The difference between a DP and a conventional train shows up in track monitoring equipment, he adds. “You can tell from the monitors by the amount of lateral forces in the train” whether it’s a DP train. They generate 20% less lateral force on the tracks than conventional trains.

In a recent report, the Transportation Safety Board noted that since 1995, “freight trains have increased 25% in terms of size and weight making it all the more important that freight cars in those trains are positioned to reduce the stress on them. If you liken a long train to an accordion, pulling forces tend to separate cars and pushing forces will compress them together.”

Transport Canada said a research project, that’s expected to finalize

Joseph LoPresti and Semih Kalay

Traffic Growth and Heavy Axle Load Research at FAST
North American railroads have experienced significant traffic growth over the past 20 years. Some studies have projected that rail freight traffic will double in the next 20 years. Railroads are continuing to develop cost-effective ways to safely increase capacity. One strategy that North American railroads have used is to raise the allowable axle loads for freight cars.
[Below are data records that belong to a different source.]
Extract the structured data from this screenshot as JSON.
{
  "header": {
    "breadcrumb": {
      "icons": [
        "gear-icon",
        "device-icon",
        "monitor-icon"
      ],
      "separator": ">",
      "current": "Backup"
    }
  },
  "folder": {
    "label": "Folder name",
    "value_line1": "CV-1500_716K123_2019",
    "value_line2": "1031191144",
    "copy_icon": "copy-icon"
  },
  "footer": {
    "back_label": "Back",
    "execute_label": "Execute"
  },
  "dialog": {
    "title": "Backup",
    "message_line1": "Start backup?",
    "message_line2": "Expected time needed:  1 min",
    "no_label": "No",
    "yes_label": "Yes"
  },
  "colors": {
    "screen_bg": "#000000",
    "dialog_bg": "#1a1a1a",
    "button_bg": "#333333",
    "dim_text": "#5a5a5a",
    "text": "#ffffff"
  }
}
Research funded by the Association of American Railroads (AAR) and the industry has been helping minimize the adverse effects of increased axle loads.

Since 1988, testing at Facility for Accelerated Service Testing (FAST), Pueblo, Colo., has been a mainstay in the AAR heavy axle load research program. Tests are updated at the direction of railroad committees to assure that the program meets the changing needs of the industry. In the past year, there have been significant changes and additions to FAST.

Figure 1 shows a different train that is now operating at FAST, which should enhance safety, increase productivity, and reduce maintenance costs. The Union Pacific (UP) Railroad provided 110 current generation 315,000-pound gross rail load aluminum coal cars for use. Norfolk Southern, UP, and CSX provided the use of modern, high-horsepower, fuel-efficient EMD SD 70M and SD 70 MAC locomotives. Fuel consumption has been reduced by about 20 percent, and the new locomotives facilitate unmanned train operations that are now standard practice at FAST.

A riveted steel bridge span built in 1912 replaced a 40-year-old welded steel span. The riveted span is typical of hundreds of spans currently in service in North America. Testing at FAST will provide a better understanding of how these spans react to heavy axle loads, which will be valuable as railroads make decisions